Lin and Linsanity Come Home

February 22, 2013

Photo Credit: Anna Wu |


A year ago, there was not one, but two Linsanities.

There was the Linsanity that we all witnessed: that glorious stretch of games when an Asian American point guard from the end of the New York Knicks bench scored, passed, and even dunked like he was possessed by a higher power. Twitter feeds lit up like Times Square; marriage proposals and VaLINtine’s Day cards were thrown at his feet; Lin-spired merchandise flew off the shelves like Lin’s lobs to Tyson Chandler; and horrible Lin puns were churned out nonstop, like "Lin-spired." Even President Barack Obama claimed he knew about his fellow Harvard alum before anyone else did. With each heart-stopping drive down the lane, and with each groan-inducing racist utterance from national commentators, there was an overwhelming sense that we, that is the Asian American we, were on the court with Jeremy -- both the basketball court and the court of public opinion. In the span of a month, Jeremy lifted a team, a city, and Asian America.  

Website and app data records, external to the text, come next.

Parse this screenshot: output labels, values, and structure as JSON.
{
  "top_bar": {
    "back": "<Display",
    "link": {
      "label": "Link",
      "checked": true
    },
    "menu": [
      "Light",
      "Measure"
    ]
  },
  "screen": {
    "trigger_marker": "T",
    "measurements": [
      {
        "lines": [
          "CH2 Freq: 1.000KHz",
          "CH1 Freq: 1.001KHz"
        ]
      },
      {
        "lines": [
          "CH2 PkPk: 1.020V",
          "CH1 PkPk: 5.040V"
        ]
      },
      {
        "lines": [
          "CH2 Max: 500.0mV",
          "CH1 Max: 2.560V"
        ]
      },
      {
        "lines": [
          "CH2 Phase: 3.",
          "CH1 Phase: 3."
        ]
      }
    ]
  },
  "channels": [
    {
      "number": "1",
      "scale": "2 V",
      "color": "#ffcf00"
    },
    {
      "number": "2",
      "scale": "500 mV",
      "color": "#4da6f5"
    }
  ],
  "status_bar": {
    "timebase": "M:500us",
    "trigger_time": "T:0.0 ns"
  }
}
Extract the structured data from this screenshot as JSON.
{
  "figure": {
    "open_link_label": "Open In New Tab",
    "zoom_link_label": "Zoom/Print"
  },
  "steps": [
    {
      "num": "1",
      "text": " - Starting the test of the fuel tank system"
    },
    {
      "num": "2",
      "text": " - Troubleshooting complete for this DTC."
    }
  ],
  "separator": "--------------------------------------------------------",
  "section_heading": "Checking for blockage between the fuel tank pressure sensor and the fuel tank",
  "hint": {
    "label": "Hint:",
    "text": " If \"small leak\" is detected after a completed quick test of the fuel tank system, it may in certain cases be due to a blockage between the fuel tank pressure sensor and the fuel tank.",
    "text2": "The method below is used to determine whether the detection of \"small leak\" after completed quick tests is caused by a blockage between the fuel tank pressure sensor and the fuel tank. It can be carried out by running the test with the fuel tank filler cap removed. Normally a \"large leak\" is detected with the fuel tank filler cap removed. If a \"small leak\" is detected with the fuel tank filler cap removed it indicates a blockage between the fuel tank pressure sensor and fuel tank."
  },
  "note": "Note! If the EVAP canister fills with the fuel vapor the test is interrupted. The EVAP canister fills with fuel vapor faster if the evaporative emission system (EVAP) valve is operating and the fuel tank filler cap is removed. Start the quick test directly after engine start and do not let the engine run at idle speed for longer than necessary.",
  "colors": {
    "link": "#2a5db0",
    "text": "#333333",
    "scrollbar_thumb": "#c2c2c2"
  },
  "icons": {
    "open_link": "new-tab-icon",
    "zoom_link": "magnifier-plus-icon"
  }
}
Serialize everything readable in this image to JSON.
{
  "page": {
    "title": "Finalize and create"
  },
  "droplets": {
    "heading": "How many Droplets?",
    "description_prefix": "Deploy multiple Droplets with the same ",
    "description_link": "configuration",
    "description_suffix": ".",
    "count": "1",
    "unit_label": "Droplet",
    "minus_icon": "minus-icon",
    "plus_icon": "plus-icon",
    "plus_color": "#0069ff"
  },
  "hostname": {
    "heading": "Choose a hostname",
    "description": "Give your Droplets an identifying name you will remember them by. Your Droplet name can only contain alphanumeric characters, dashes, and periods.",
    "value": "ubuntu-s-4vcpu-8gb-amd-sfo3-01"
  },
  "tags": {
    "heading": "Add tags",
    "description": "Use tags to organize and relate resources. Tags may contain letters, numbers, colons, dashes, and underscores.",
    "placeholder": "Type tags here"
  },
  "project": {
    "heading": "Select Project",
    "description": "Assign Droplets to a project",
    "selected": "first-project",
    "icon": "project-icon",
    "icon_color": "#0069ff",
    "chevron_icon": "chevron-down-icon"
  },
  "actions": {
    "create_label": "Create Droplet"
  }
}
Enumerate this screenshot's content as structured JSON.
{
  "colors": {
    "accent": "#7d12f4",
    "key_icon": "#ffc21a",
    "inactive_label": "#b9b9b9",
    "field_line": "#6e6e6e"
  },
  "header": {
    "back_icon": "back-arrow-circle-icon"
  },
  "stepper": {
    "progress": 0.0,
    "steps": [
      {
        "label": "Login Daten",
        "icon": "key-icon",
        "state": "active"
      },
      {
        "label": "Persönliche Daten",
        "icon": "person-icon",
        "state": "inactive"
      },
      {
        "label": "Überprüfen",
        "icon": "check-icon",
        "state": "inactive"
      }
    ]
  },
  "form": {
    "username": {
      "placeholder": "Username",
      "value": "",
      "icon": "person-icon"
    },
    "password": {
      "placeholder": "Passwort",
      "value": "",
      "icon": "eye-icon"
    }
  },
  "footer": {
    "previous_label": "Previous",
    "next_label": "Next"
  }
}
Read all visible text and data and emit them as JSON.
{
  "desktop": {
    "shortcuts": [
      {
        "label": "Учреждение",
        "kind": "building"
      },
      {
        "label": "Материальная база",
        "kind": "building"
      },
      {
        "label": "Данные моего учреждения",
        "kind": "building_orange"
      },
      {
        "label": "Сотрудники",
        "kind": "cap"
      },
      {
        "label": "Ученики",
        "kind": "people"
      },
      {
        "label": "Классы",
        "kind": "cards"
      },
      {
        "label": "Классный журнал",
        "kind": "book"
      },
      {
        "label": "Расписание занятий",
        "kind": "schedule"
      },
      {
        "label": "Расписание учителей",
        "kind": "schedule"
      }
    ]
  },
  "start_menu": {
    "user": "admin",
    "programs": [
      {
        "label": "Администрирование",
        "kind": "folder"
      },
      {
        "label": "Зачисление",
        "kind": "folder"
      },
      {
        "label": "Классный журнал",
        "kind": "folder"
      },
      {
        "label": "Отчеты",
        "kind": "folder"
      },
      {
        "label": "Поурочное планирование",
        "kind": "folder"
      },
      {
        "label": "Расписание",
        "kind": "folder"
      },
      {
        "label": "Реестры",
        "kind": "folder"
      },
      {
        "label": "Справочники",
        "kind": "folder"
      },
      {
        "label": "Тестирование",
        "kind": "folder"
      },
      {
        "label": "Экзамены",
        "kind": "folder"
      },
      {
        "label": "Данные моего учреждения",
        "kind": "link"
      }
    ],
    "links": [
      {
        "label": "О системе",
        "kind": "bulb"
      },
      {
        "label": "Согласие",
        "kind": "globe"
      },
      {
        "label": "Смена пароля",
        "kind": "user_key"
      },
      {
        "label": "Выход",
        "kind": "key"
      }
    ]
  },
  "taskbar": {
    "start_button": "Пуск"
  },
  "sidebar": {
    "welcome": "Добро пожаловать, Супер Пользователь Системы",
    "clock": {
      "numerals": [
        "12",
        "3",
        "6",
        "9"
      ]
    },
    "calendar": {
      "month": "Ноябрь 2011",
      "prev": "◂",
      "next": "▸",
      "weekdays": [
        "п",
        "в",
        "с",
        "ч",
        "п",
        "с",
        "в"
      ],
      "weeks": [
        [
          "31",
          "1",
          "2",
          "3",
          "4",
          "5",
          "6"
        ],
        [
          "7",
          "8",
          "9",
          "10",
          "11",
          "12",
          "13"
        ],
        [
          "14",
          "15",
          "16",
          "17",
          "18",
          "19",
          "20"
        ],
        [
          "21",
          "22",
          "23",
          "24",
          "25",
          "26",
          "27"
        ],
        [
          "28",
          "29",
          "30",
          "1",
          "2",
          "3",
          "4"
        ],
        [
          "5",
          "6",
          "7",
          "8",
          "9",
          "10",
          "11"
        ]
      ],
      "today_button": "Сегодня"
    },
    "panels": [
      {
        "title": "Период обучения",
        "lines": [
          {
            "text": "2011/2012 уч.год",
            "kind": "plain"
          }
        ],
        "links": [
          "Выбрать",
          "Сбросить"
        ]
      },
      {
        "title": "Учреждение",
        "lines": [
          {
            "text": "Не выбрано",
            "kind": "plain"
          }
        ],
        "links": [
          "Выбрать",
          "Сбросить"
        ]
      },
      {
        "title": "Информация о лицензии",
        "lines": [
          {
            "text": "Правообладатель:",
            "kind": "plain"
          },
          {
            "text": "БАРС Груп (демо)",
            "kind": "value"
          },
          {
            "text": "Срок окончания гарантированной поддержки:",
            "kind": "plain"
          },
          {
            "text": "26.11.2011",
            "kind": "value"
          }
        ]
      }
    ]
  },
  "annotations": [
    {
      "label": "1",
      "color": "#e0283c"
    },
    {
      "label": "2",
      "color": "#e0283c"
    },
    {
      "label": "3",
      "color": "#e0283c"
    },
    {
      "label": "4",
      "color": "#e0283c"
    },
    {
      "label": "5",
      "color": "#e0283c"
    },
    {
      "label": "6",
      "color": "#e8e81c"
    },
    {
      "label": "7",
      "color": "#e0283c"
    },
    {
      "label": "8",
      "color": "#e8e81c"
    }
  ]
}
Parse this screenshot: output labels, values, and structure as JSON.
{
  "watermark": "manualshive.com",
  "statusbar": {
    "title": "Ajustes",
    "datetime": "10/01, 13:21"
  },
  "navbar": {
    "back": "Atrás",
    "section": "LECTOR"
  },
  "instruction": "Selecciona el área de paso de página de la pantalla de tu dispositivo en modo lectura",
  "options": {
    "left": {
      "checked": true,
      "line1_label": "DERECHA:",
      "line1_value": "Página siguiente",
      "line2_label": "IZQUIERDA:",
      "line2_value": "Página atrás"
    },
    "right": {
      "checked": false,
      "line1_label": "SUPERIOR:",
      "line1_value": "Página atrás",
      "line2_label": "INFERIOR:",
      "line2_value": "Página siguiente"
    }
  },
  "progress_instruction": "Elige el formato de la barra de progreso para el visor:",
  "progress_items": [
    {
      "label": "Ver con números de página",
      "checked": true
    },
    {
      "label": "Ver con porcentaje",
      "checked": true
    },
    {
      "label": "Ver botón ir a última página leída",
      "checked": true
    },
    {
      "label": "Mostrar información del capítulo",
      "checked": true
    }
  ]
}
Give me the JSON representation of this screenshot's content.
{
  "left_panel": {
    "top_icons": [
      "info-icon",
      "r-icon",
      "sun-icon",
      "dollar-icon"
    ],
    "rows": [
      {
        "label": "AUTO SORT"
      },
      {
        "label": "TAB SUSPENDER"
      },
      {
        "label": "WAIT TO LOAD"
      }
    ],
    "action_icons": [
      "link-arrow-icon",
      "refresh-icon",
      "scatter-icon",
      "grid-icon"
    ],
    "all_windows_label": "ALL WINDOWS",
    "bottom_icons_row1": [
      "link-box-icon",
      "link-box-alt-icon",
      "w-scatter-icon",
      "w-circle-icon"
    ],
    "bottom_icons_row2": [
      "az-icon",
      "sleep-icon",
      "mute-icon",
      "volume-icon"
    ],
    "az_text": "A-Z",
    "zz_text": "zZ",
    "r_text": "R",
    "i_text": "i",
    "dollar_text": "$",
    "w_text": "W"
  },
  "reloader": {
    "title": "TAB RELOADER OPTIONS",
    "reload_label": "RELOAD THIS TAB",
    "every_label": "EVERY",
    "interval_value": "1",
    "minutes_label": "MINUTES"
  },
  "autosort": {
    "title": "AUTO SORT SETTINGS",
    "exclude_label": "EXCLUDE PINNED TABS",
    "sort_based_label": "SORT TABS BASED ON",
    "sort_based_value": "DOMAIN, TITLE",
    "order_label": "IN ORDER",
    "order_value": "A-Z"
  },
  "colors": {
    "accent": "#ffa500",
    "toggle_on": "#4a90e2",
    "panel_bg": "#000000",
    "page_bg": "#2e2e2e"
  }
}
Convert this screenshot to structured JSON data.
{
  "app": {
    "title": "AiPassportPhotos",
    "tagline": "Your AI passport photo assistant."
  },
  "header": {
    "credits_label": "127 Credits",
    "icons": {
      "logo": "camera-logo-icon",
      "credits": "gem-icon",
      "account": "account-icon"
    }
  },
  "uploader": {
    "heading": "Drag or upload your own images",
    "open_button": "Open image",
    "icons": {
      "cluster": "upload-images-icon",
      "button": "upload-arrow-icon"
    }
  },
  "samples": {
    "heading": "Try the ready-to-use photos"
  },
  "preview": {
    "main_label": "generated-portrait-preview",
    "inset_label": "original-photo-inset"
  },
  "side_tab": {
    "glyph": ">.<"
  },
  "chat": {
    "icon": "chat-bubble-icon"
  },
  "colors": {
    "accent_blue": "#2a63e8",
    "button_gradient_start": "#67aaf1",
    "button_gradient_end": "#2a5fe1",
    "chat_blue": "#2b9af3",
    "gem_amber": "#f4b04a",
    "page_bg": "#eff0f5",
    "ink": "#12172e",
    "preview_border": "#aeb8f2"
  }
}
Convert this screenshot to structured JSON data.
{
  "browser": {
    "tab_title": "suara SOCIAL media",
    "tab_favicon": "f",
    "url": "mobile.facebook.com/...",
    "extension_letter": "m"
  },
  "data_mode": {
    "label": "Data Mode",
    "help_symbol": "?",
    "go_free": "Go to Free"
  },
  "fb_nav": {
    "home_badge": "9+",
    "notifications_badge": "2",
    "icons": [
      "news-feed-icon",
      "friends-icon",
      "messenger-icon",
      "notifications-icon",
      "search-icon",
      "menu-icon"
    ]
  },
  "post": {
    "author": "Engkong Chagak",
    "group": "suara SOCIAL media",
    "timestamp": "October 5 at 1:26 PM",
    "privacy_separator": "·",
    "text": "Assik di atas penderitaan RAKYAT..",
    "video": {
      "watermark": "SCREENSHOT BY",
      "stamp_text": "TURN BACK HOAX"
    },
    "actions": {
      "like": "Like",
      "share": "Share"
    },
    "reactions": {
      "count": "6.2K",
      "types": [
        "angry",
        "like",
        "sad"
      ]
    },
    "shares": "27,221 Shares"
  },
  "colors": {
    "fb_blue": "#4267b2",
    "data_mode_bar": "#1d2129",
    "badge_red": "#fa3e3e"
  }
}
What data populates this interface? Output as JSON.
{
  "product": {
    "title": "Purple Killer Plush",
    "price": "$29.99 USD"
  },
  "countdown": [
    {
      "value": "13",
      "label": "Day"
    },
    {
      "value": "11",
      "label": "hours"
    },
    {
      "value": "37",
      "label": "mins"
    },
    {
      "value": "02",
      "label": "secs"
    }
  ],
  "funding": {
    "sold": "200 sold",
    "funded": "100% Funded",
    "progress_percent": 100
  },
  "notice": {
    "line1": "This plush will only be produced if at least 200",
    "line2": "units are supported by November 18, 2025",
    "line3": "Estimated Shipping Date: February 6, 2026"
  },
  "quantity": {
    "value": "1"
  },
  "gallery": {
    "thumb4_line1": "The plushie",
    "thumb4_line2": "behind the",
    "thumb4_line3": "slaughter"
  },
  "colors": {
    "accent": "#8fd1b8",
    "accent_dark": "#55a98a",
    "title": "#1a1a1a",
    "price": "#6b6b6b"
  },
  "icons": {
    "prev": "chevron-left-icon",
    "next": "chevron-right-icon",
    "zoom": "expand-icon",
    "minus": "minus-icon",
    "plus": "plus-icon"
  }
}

But before Linsanity, there was just Lin: an Asian American basketball phenom from Palo Alto with a dream to play in the NBA, and that was enough for director Evan Jackson Leong and producer Bryan Yang to make a documentary. They started following Jeremy at Harvard. They were there when he went undrafted. They were there when, as a member of the Dallas Mavericks summer league team, he outplayed number one draft pick John Wall. And, they were there when Jeremy signed a dream-come-true contract with his hometown Golden State Warriors.

"This would’ve been an interesting story [even] if Linsanity hadn’t happened," said Phil Yu of, a popular Asian American news/culture blog, on an episode of my web-based talk show, The Joy Dunk Club.  

But Linsanity did happen. 

And for both the film's main subject and its creators, their persistence and hard-work finally paid off.

Fresh off its successful world premiere at the prestigous Sundance Film Festival, Linsanity will kick off the Center for Asian American Media's film festival, re-branded CAAMfest, on opening night. 

“Oh man, it feels great,” Leong said, standing in front of New People Cinema in Japantown, shortly before the press conference announcing the festival's line up and a media screening of Linsanity. “I’m a born and bred San Franciscan, so it’s good to come home.”

Linsanity director Evan Jackson Leong

Indeed, home -- its elusive quality and what it offers: stability and recognition -- is a familiar Asian American theme that runs through Linsanity. The film follows Lin’s nomadic existence as a professional basketball player, shuttling back and forth between the bright lights of the Bay Area and New York City and minor league outposts like Reno and Erie, Pennsylvania. All the while, Jeremy tries to maintain an optimistic attitude -- we see just how important his Christian faith is in keeping his spirit buoyed -- but, we also see the toll that being benched, cut, and ignored takes on a young man with obvious talent and a strong work-ethic.   

In the film, we see just how high the odds are and just how low Jeremy has sunk: at times, faced with the sobering reality that his next game may be his last in an NBA uniform. This is why even the most dedicated Lin fans, those who have replayed YouTube clips of his soaring dunk against the Washington Wizards or his purple-stained tongue-wagging against the Utah Jazz or his last-second, game-winning shot against the Toronto Raptors, will enjoy this film and cheer that much harder.  

Photo Credit: Terry K. Park

But, how was Linsanity for Jeremy Lin?

“It’s the craziest thing that’s ever happened to me,” Lin said at the Houston Rockets’s morning shootaround in San Francisco (later that day, he would face the Warriors for their “Asian Heritage Night”). “It’s a great memory, and it’s something that I’ll have for the rest of my life.” 

Jeremy Lin at "Asian Heritage Night"

For many in the Bay Area, it, too, was a great memory. Thousands of fans stayed after the game for a Q&A with the point guard, who looked exhausted after leading the Rockets to a 116-107 victory over the Warriors, the team that had originally cut him. 

The number “8” means good fortune in Chinese. Perhaps the fact that Linsanity is listed at eighty-eight minutes long isn’t a coincidence, given the good fortune now enjoyed by Lin and Linsanity.


More photos from "Asian Heritage Night":




Terry K Park

California-born, Utah-raised, and New York-refined, Terry K. Park is a Provost Dissertation Fellow and PhD candidate in the Cultural Studies Graduate Group at the University of California, Davis. He has taught courses in Asian American media, history, theater and 1950s Cold War American culture at UC Davis, Hunter College, and San Quentin State Prison. As a former performance artist, his off-Broadway solo show, 38th Parallels, premiered in New York City with the Pan Asian Repertory Theater.